Tuesday, February 22, 2011

Did the seceding states believe they could leave peacefully without provoking a war?

By Brag Bowling
bragdonb@verizon.net

The leadership in most Southern states was guided by the following credo—“hope for the best but prepare for the worst”. In 1860, most Americans were of the opinion that secession was a legal and constitutional doctrine. A country which had to be held together by force of arms was a country which nobody sought because our Founding Fathers created a voluntary Union.

One would have to wonder how many of the original 13 Colonies would have signed on to the Constitution if they were told in 1787 that should they exercise their perceived right to leave that they would be invaded, with the resulting deaths of thousands of citizens, millions of dollars of property stolen or destroyed, and economic chaos which would depress their economies for nearly 100 years. My bet is that there would be no signatures placed on that document.

Of all Southerners, perhaps Jefferson Davis understood the costs of war if it should come. He had been both Secretary of War and a high ranking Senator. He could see the steep odds the South faced both economically and militarily should war come. He sought peace in both his famous Senate Farewell Speech and his 1st Inaugural Address in 1861.

Southern leaders worked hard to pursue a peaceful separation. Conferences were set up for a lawful transfer of assets in areas under Confederate control. Virginia set up a Peace Conference to avoid war. Unfortunately, the Lincoln Administration would not work out an agreement on Ft. Sumter and several other installations. Ft. Sumter would become the flashpoint of the war. South Carolina demanded possession of the fort and offered to pay for it. Viewing themselves as a sovereign entity, they were not interested in another country militarily occupying a fort within their boundary. Through the offices of Secretary of State William Seward, the South relied on his promises that the fort would not be resupplied militarily and that the garrison would be removed. At the same time, President Lincoln covertly assembled a fleet to resupply Ft. Sumter. He was well aware of the crisis in Charleston and proceeded accordingly, thus negating Secretary of Seward’s assurances. He had shrewdly maneuvered the South into fighting and firing the first shot which certainly galvanized Northern public opinion towards war.

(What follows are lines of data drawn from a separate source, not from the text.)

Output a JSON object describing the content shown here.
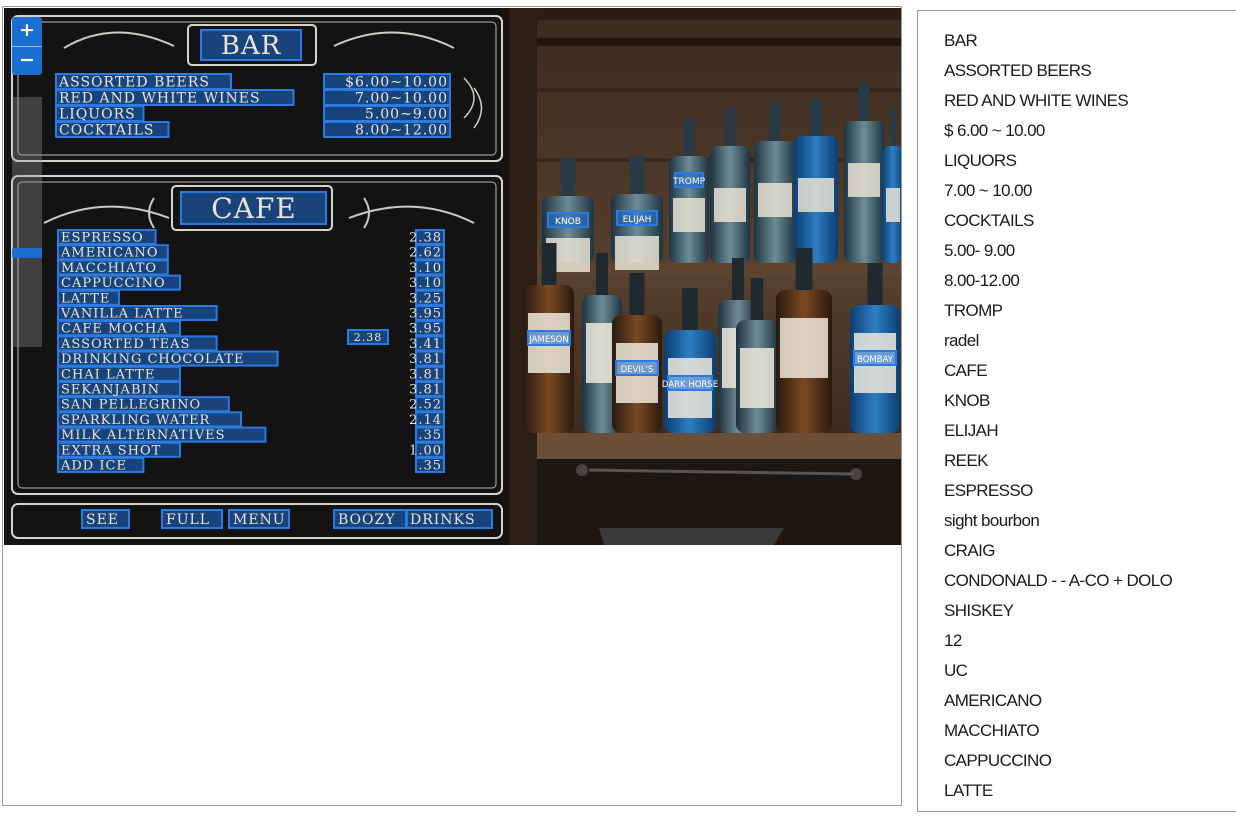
{
  "viewer": {
    "zoom_in_label": "+",
    "zoom_out_label": "−",
    "zoom_level_fraction": 0.33
  },
  "menu_board": {
    "bar_title": "BAR",
    "bar_items": [
      "ASSORTED BEERS",
      "RED AND WHITE WINES",
      "LIQUORS",
      "COCKTAILS"
    ],
    "bar_prices": [
      "$6.00~10.00",
      "7.00~10.00",
      "5.00~9.00",
      "8.00~12.00"
    ],
    "cafe_title": "CAFE",
    "cafe_items": [
      "ESPRESSO",
      "AMERICANO",
      "MACCHIATO",
      "CAPPUCCINO",
      "LATTE",
      "VANILLA LATTE",
      "CAFE MOCHA",
      "ASSORTED TEAS",
      "DRINKING CHOCOLATE",
      "CHAI LATTE",
      "SEKANJABIN",
      "SAN PELLEGRINO",
      "SPARKLING WATER",
      "MILK ALTERNATIVES",
      "EXTRA SHOT",
      "ADD ICE"
    ],
    "cafe_prices": [
      "2.38",
      "2.62",
      "3.10",
      "3.10",
      "3.25",
      "3.95",
      "3.95",
      "3.41",
      "3.81",
      "3.81",
      "3.81",
      "2.52",
      "2.14",
      ".35",
      "1.00",
      ".35"
    ],
    "teas_tag": "2.38",
    "footer_words": [
      "SEE",
      "FULL",
      "MENU",
      "BOOZY",
      "DRINKS"
    ]
  },
  "bottles": {
    "labels": [
      "KNOB",
      "ELIJAH",
      "TROMP",
      "JAMESON",
      "DEVIL'S",
      "DARK HORSE",
      "BOMBAY"
    ]
  },
  "recognized_text": [
    "BAR",
    "ASSORTED BEERS",
    "RED AND WHITE WINES",
    "$ 6.00 ~ 10.00",
    "LIQUORS",
    "7.00 ~ 10.00",
    "COCKTAILS",
    "5.00- 9.00",
    "8.00-12.00",
    "TROMP",
    "radel",
    "CAFE",
    "KNOB",
    "ELIJAH",
    "REEK",
    "ESPRESSO",
    "sight bourbon",
    "CRAIG",
    "CONDONALD - - A-CO + DOLO",
    "SHISKEY",
    "12",
    "UC",
    "AMERICANO",
    "MACCHIATO",
    "CAPPUCCINO",
    "LATTE"
  ],
  "colors": {
    "highlight": "#2a7ae2",
    "chalkboard": "#121212",
    "wood": "#4a3526"
  }
}
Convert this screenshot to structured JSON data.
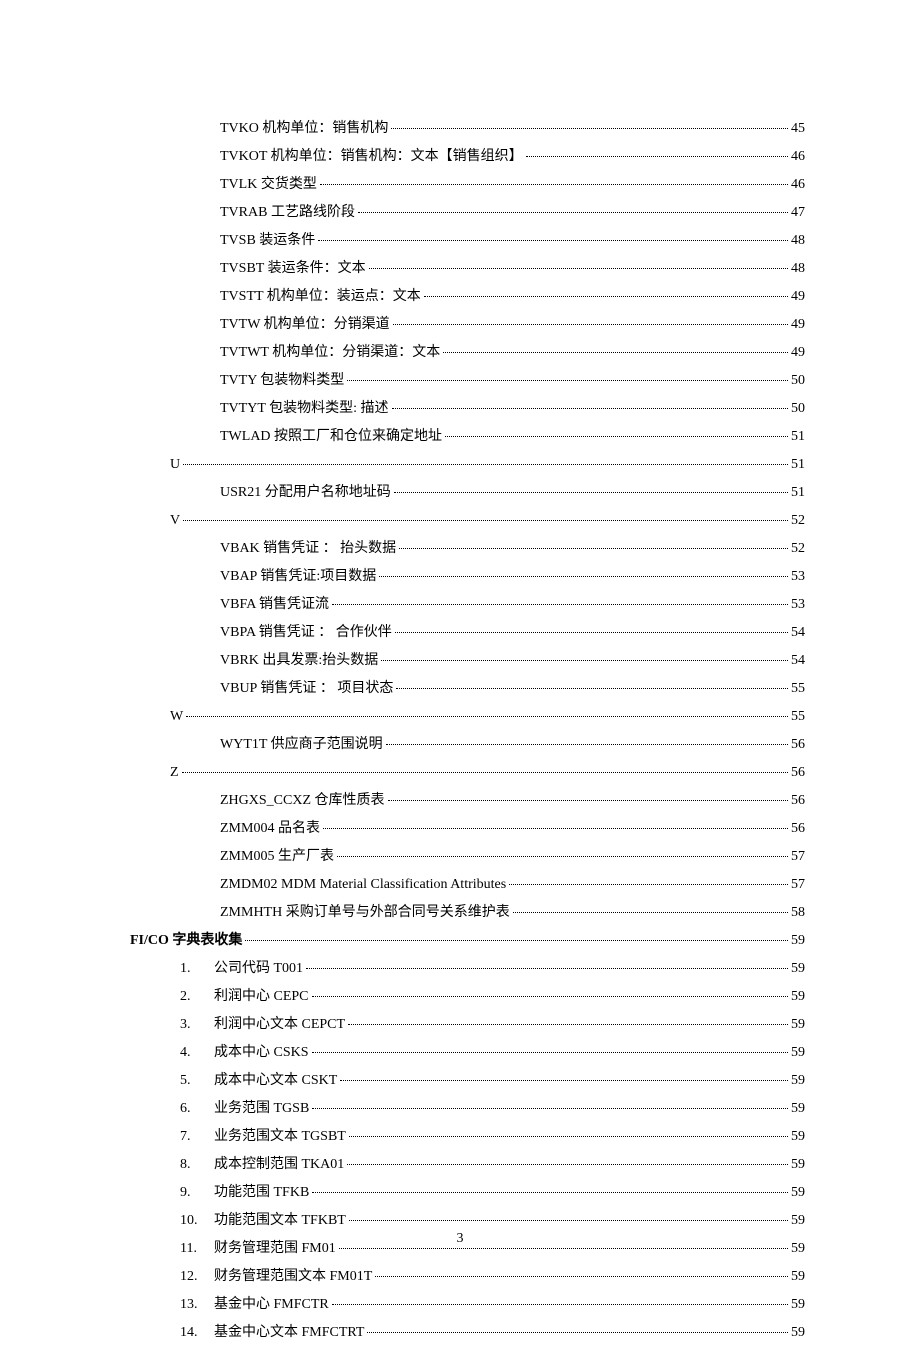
{
  "page_number": "3",
  "toc": [
    {
      "level": 3,
      "label": "TVKO 机构单位：销售机构",
      "page": "45"
    },
    {
      "level": 3,
      "label": "TVKOT 机构单位：销售机构：文本【销售组织】",
      "page": "46"
    },
    {
      "level": 3,
      "label": "TVLK   交货类型",
      "page": "46"
    },
    {
      "level": 3,
      "label": "TVRAB 工艺路线阶段",
      "page": "47"
    },
    {
      "level": 3,
      "label": "TVSB   装运条件",
      "page": "48"
    },
    {
      "level": 3,
      "label": "TVSBT 装运条件：文本",
      "page": "48"
    },
    {
      "level": 3,
      "label": "TVSTT 机构单位：装运点：文本",
      "page": "49"
    },
    {
      "level": 3,
      "label": "TVTW 机构单位：分销渠道",
      "page": "49"
    },
    {
      "level": 3,
      "label": "TVTWT 机构单位：分销渠道：文本",
      "page": "49"
    },
    {
      "level": 3,
      "label": "TVTY 包装物料类型",
      "page": "50"
    },
    {
      "level": 3,
      "label": "TVTYT 包装物料类型: 描述",
      "page": "50"
    },
    {
      "level": 3,
      "label": "TWLAD 按照工厂和仓位来确定地址",
      "page": "51"
    },
    {
      "level": 1,
      "label": "U",
      "page": "51"
    },
    {
      "level": 3,
      "label": "USR21 分配用户名称地址码",
      "page": "51"
    },
    {
      "level": 1,
      "label": "V",
      "page": "52"
    },
    {
      "level": 3,
      "label": "VBAK 销售凭证 ：  抬头数据",
      "page": "52"
    },
    {
      "level": 3,
      "label": "VBAP  销售凭证:项目数据",
      "page": "53"
    },
    {
      "level": 3,
      "label": "VBFA  销售凭证流",
      "page": "53"
    },
    {
      "level": 3,
      "label": "VBPA  销售凭证 ：  合作伙伴",
      "page": "54"
    },
    {
      "level": 3,
      "label": "VBRK  出具发票:抬头数据",
      "page": "54"
    },
    {
      "level": 3,
      "label": "VBUP 销售凭证 ：  项目状态",
      "page": "55"
    },
    {
      "level": 1,
      "label": "W",
      "page": "55"
    },
    {
      "level": 3,
      "label": "WYT1T 供应商子范围说明",
      "page": "56"
    },
    {
      "level": 1,
      "label": "Z",
      "page": "56"
    },
    {
      "level": 3,
      "label": "ZHGXS_CCXZ 仓库性质表",
      "page": "56"
    },
    {
      "level": 3,
      "label": "ZMM004 品名表",
      "page": "56"
    },
    {
      "level": 3,
      "label": "ZMM005 生产厂表",
      "page": "57"
    },
    {
      "level": 3,
      "label": "ZMDM02 MDM Material Classification Attributes",
      "page": "57"
    },
    {
      "level": 3,
      "label": "ZMMHTH 采购订单号与外部合同号关系维护表",
      "page": "58"
    },
    {
      "level": 0,
      "label": "FI/CO 字典表收集",
      "page": "59",
      "bold": true
    },
    {
      "level": 2,
      "marker": "1.",
      "label": "公司代码 T001",
      "page": "59"
    },
    {
      "level": 2,
      "marker": "2.",
      "label": "利润中心 CEPC",
      "page": "59"
    },
    {
      "level": 2,
      "marker": "3.",
      "label": "利润中心文本 CEPCT",
      "page": "59"
    },
    {
      "level": 2,
      "marker": "4.",
      "label": "成本中心 CSKS",
      "page": "59"
    },
    {
      "level": 2,
      "marker": "5.",
      "label": "成本中心文本 CSKT",
      "page": "59"
    },
    {
      "level": 2,
      "marker": "6.",
      "label": "业务范围 TGSB",
      "page": "59"
    },
    {
      "level": 2,
      "marker": "7.",
      "label": "业务范围文本 TGSBT",
      "page": "59"
    },
    {
      "level": 2,
      "marker": "8.",
      "label": "成本控制范围 TKA01",
      "page": "59"
    },
    {
      "level": 2,
      "marker": "9.",
      "label": "功能范围 TFKB",
      "page": "59"
    },
    {
      "level": 2,
      "marker": "10.",
      "label": "功能范围文本 TFKBT",
      "page": "59"
    },
    {
      "level": 2,
      "marker": "11.",
      "label": "财务管理范围 FM01",
      "page": "59"
    },
    {
      "level": 2,
      "marker": "12.",
      "label": "财务管理范围文本 FM01T",
      "page": "59"
    },
    {
      "level": 2,
      "marker": "13.",
      "label": "基金中心 FMFCTR",
      "page": "59"
    },
    {
      "level": 2,
      "marker": "14.",
      "label": "基金中心文本 FMFCTRT",
      "page": "59"
    }
  ]
}
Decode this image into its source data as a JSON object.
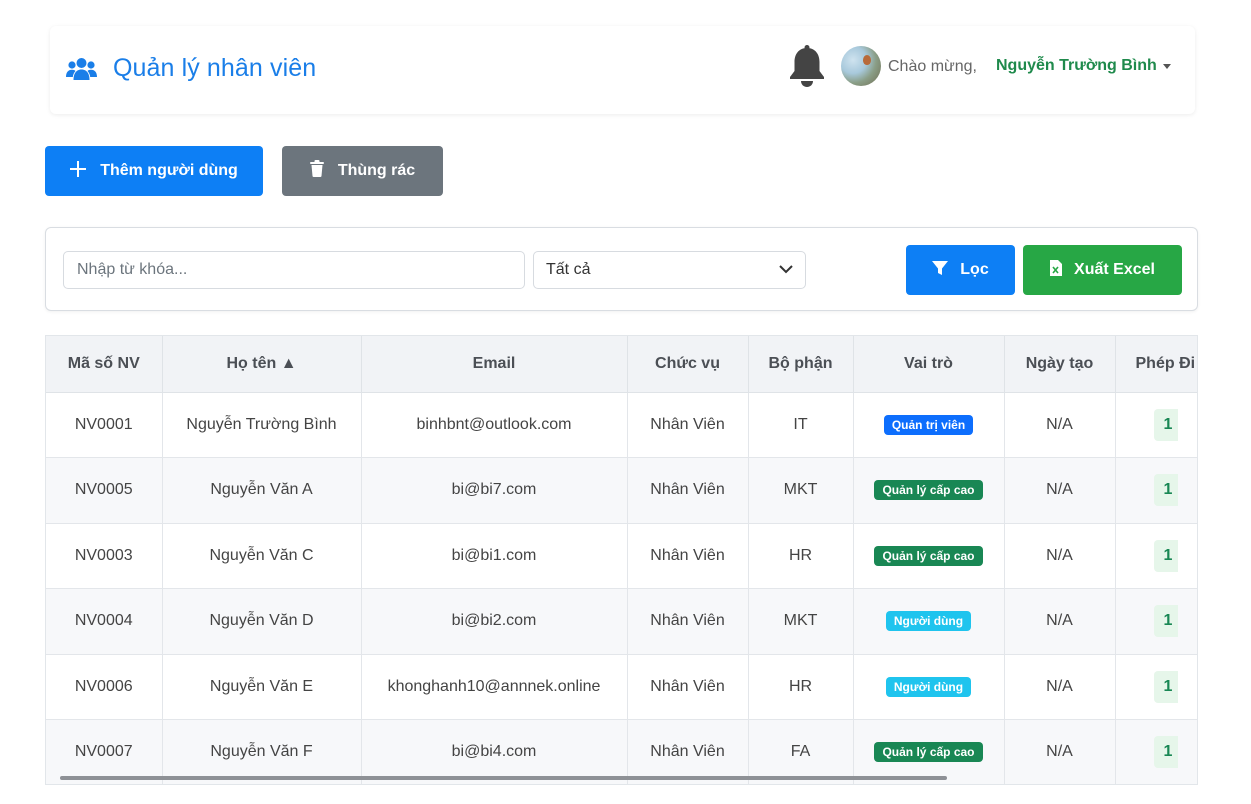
{
  "header": {
    "title": "Quản lý nhân viên",
    "welcome": "Chào mừng,",
    "user_name": "Nguyễn Trường Bình"
  },
  "actions": {
    "add_user": "Thêm người dùng",
    "trash": "Thùng rác"
  },
  "filters": {
    "search_placeholder": "Nhập từ khóa...",
    "role_select": "Tất cả",
    "filter_button": "Lọc",
    "export_button": "Xuất Excel"
  },
  "table": {
    "columns": [
      "Mã số NV",
      "Họ tên ▲",
      "Email",
      "Chức vụ",
      "Bộ phận",
      "Vai trò",
      "Ngày tạo",
      "Phép Đi"
    ],
    "rows": [
      {
        "id": "NV0001",
        "name": "Nguyễn Trường Bình",
        "email": "binhbnt@outlook.com",
        "position": "Nhân Viên",
        "dept": "IT",
        "role": "Quản trị viên",
        "role_type": "admin",
        "created": "N/A",
        "leave": "1"
      },
      {
        "id": "NV0005",
        "name": "Nguyễn Văn A",
        "email": "bi@bi7.com",
        "position": "Nhân Viên",
        "dept": "MKT",
        "role": "Quản lý cấp cao",
        "role_type": "senior",
        "created": "N/A",
        "leave": "1"
      },
      {
        "id": "NV0003",
        "name": "Nguyễn Văn C",
        "email": "bi@bi1.com",
        "position": "Nhân Viên",
        "dept": "HR",
        "role": "Quản lý cấp cao",
        "role_type": "senior",
        "created": "N/A",
        "leave": "1"
      },
      {
        "id": "NV0004",
        "name": "Nguyễn Văn D",
        "email": "bi@bi2.com",
        "position": "Nhân Viên",
        "dept": "MKT",
        "role": "Người dùng",
        "role_type": "user",
        "created": "N/A",
        "leave": "1"
      },
      {
        "id": "NV0006",
        "name": "Nguyễn Văn E",
        "email": "khonghanh10@annnek.online",
        "position": "Nhân Viên",
        "dept": "HR",
        "role": "Người dùng",
        "role_type": "user",
        "created": "N/A",
        "leave": "1"
      },
      {
        "id": "NV0007",
        "name": "Nguyễn Văn F",
        "email": "bi@bi4.com",
        "position": "Nhân Viên",
        "dept": "FA",
        "role": "Quản lý cấp cao",
        "role_type": "senior",
        "created": "N/A",
        "leave": "1"
      }
    ]
  },
  "colors": {
    "primary": "#0d7ff5",
    "brand_text": "#1a7ee8",
    "success": "#27a745",
    "secondary": "#6c757d",
    "user_name": "#1f8a4c",
    "badge_admin": "#0d6efd",
    "badge_senior": "#198754",
    "badge_user": "#1fc4ee"
  }
}
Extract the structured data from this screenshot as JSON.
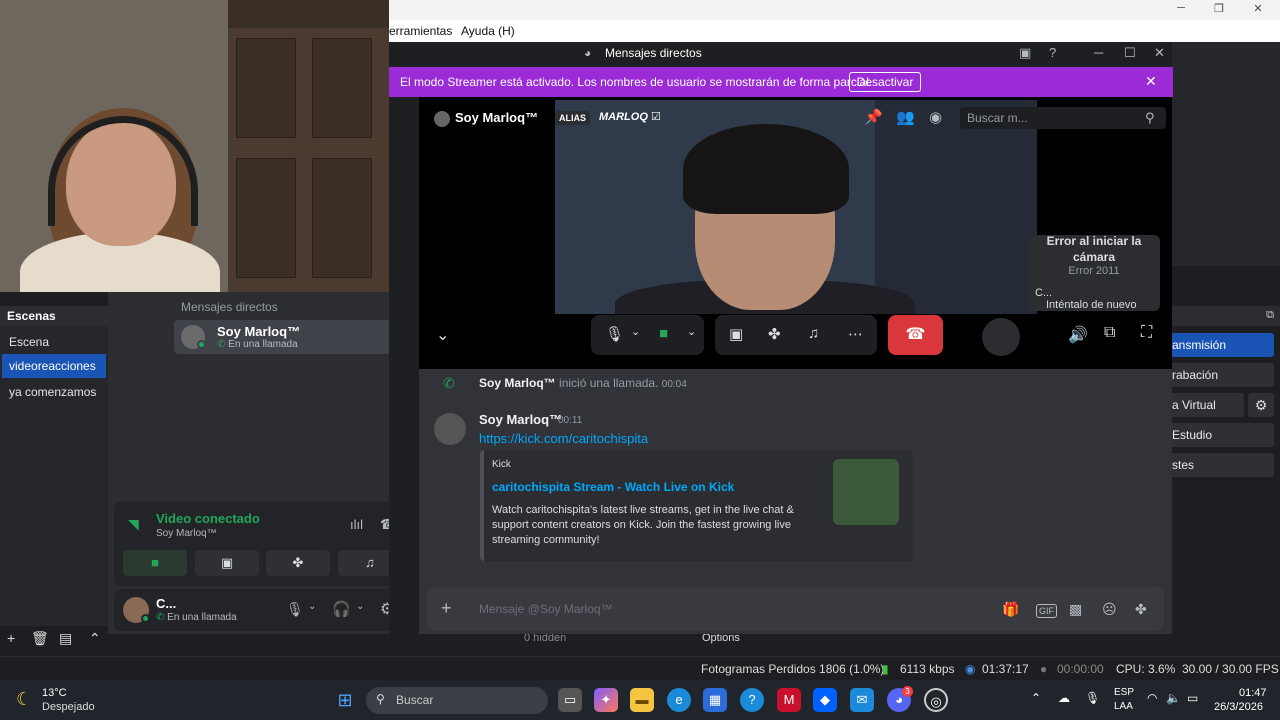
{
  "obs": {
    "menu": [
      "erramientas",
      "Ayuda (H)"
    ],
    "scenes_title": "Escenas",
    "scenes": [
      "Escena",
      "videoreacciones",
      "ya comenzamos"
    ],
    "selected_scene": "videoreacciones",
    "controls": [
      "ansmisión",
      "rabación",
      "a Virtual",
      "Estudio",
      "stes"
    ],
    "bottom_strip": [
      "0 hidden",
      "Options"
    ],
    "status": {
      "dropped": "Fotogramas Perdidos 1806 (1.0%)",
      "bitrate": "6113 kbps",
      "stream_time": "01:37:17",
      "rec_time": "00:00:00",
      "cpu": "CPU: 3.6%",
      "fps": "30.00 / 30.00 FPS"
    }
  },
  "discord": {
    "window_title": "Mensajes directos",
    "notification_count": "1",
    "banner_text": "El modo Streamer está activado. Los nombres de usuario se mostrarán de forma parcial.",
    "banner_button": "Desactivar",
    "dm_header": "Mensajes directos",
    "dm_item": {
      "name": "Soy Marloq™",
      "status": "En una llamada"
    },
    "voice": {
      "title": "Video conectado",
      "subtitle": "Soy Marloq™"
    },
    "user": {
      "name": "C...",
      "status": "En una llamada"
    },
    "call": {
      "name": "Soy Marloq™",
      "alias_badge": "ALIAS",
      "alias_name": "MARLOQ ☑",
      "search_placeholder": "Buscar m...",
      "error_title": "Error al iniciar la cámara",
      "error_code": "Error 2011",
      "error_short": "C...",
      "retry": "Inténtalo de nuevo"
    },
    "messages": {
      "system_author": "Soy Marloq™",
      "system_text": "inició una llamada.",
      "system_time": "00:04",
      "author": "Soy Marloq™",
      "time": "00:11",
      "link": "https://kick.com/caritochispita",
      "embed_provider": "Kick",
      "embed_title": "caritochispita Stream - Watch Live on Kick",
      "embed_desc": "Watch caritochispita's latest live streams, get in the live chat & support content creators on Kick. Join the fastest growing live streaming community!"
    },
    "input_placeholder": "Mensaje @Soy Marloq™"
  },
  "taskbar": {
    "weather_temp": "13°C",
    "weather_desc": "Despejado",
    "search": "Buscar",
    "discord_badge": "3",
    "lang1": "ESP",
    "lang2": "LAA",
    "time": "01:47",
    "date": "26/3/2026"
  },
  "colors": {
    "streamer_banner": "#9b2bd6",
    "hangup": "#da373c",
    "online": "#23a55a",
    "link": "#00a8fc",
    "obs_selected": "#1a54b5"
  }
}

Everyone today knows that there was no peaceful secession. A tragic, terrible and costly war occurred. But one thing which today’s historians fail to address is what might have been the result of “peaceful secession”. I have seen a few guesses but here is a theory which you will never see in a textbook today but may have been quite feasible. Both countries would have continued to thrive politically and economically. Slavery would have ended on its own, certainly by the end of the century with advances in technology. Brazil was the last nation in the western hemisphere to end slavery in 1888 and like most nations, ended it peacefully. The North would have been forced through economic competition to drop its high tariff policies. The transition to the centralized, high tax state would certainly have been stalled. Perhaps most interesting, America’s intervention in World War I made it possible for the punishing Versailles Treaty, resentment to which led to the ascendency of Adolf Hitler and the Second World War. This might not have occurred if there were two nations. A reasonable settlement in Europe probably would have occurred. And probably, the commonality of interests between the United States and Confederate states may have led to a reunion.

On the Web:   http://shnv.blogspot.com/2011/02/did-seceding-states-believe-they-could.html